In the late summer of 1941, a young woman identified by the initials J. B. wrote to the editor of the wildly popular crime magazine True Detective with a story about her father. “Whenever Dad came home from work,” she begins, “he usually found me huddled in a chair reading a mystery magazine.” Her father does not approve. To him, the stories in the magazine—lurid and sensational tales of real murder cases, complete with vibrant illustrations of partially clothed women—are “just trash.” ...

12 November 2019

How to Make a Monster

Goya and the perils of excessive reason

George Prochnik

In 1796, when he was fifty-one years old, the Spanish artist Francisco Goya began a visual meditation on monsters, reason, and the relationship between these phenomena. After multiple drafts, the final etching proved to be among the most magnetic images in Western culture. It has inspired endless commentary, suggesting that however many words are dedicated to analyzing its power, the secret of this print will never quite be solved. ...

5 November 2019

Remedial Art History for the German Far Right

The new orientalism

Lily Scherlis

This past April, in advance of elections for the EU Parliament, an 1866 French Orientalist painting appeared around Berlin. The painting, The Slave Market by Jean-Léon Gérôme, depicts a naked, enslaved woman having her teeth examined by a prospective buyer. ... The painting was used to publicize the anti-immigration agenda of the far-right AfD (Alternative für Deutschland) party. ...

29 October 2019

Archaeology and Jihad

Baron Max von Oppenheim at Tell Halaf

Aaron Tugendhaft

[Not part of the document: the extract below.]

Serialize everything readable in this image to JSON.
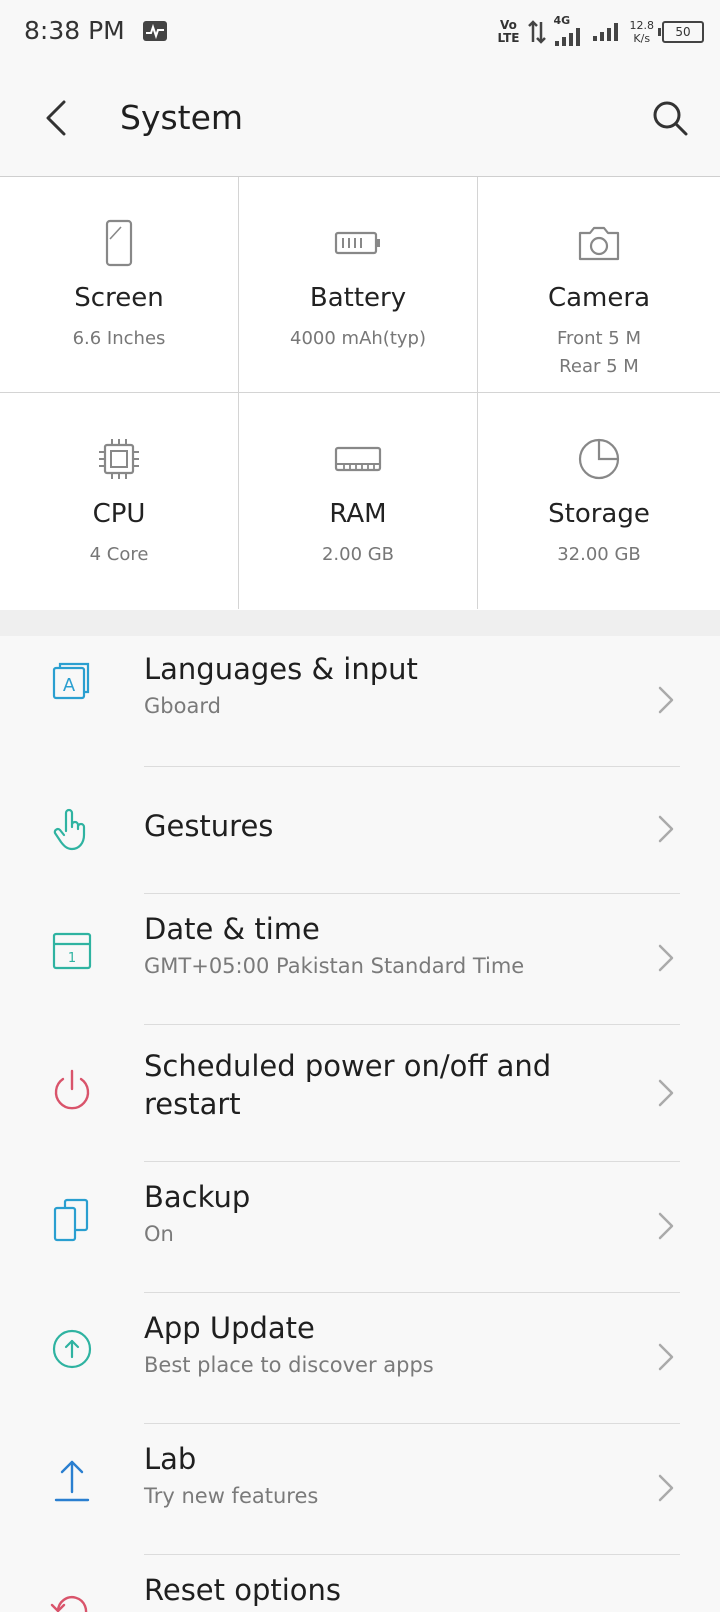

When Samuel Beckett visited the Tell Halaf Museum in Berlin’s Charlottenburg district on 21 December 1936, he had the place to himself. Though King Faisal of Iraq had visited the makeshift museum when it opened six years earlier and the Illustrated London News had run a cover story on the quirky institution, the museum was hardly a popular tourist destination. You had to be in the know. ...

21 October 2019

Breaking Bread

The dark and white flours of ideology

Nicolaia Rips

Traditional German food was scarce, though German bread was plentiful. Language reflects this—the direct translation of Abendbrot (dinner) is “evening bread” and Brotzeit (snack) is “bread time.” A play on Brotzeit, Zeit für Brot is the name of a popular bakery chain. The bread register maintained by the German Institute for Bread ... declares that there are now more than three thousand officially recognized types of bread in the country. ...

28 August 2019

Dynamicland and the Whimsical Digital Object

Analoguing the digital

Olivia Kan-Sperling

Six hours’ drive north of Disneyland, a building in downtown Oakland houses a kind of computer scientist’s version of the storied children’s amusement park. Its digital magic is of a less spectacular flavor, though; while Hollywood dreams of technofuturia in the style of vapory holograms, and Elon Musk promises to launch us skyward in machines of the old-school brushed-steel-and-silver variety, “Dynamicland” is composed of more modest materials. It’s neither VR, nor AR—just R. ...

27 August 2019

Ringing in Your Ears

Silence and memory in Berlin

Lily Scherlis

There is a building in the neighborhood of Bötzowviertel in northeast Berlin with a panel of doorbells that make no sound. This special bell board at 35 Käthe-Niederkirchner-Straße is a memorial: the names listed next to the bells belong to eighty-three Jews who occupied the building’s forty apartments prior to their deportation, escape, or death during the Nazi era. ...

11 March 2019

Perchance to Sleep

Trouble getting out of bed; trouble getting into bed

Aaron Schuster

A recent advertisement for Beautyrest™ mattresses announces that “Sleep Performance Is the New Performance,” and compares sleepers to swimmers, cyclists, and marathon runners: it’s all about technical perfection in pursuit of human excellence. I have to admit that, not being a sporty type, the idea of sleeping counting as physical exercise and even an athletic skill immediately appealed to me: will they soon make sleeping into an Olympic event, with subcategories for light dozing, power napping, and—the big attraction—deep slumber? At least one thing is like the Olympics: with the widespread use of psychopharmacological supplements, the contemporary sport of sleeping is one giant doping scandal. ...